ASSIGNMENT: Whenever "value" appears in a line, please copy that line from the data.

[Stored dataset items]
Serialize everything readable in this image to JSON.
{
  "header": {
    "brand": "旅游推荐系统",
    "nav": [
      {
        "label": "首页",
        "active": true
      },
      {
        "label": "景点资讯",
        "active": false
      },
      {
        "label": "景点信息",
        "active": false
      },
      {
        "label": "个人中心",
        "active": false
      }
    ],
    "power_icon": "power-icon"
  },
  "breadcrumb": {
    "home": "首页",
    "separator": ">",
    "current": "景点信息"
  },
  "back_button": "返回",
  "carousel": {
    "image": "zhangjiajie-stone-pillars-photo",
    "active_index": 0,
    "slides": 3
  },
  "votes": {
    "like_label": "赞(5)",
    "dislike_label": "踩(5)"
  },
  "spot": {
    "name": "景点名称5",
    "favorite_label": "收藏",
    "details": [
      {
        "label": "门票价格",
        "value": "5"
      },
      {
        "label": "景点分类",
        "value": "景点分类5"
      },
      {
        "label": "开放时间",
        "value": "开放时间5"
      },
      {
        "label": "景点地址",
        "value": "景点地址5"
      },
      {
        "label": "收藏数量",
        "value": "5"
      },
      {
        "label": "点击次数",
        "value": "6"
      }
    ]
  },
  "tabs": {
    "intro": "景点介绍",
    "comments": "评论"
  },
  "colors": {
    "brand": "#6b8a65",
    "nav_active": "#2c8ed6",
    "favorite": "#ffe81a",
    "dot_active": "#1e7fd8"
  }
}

RESULT:
        "value": "5"
        "value": "景点分类5"
        "value": "开放时间5"
        "value": "景点地址5"
        "value": "5"
        "value": "6"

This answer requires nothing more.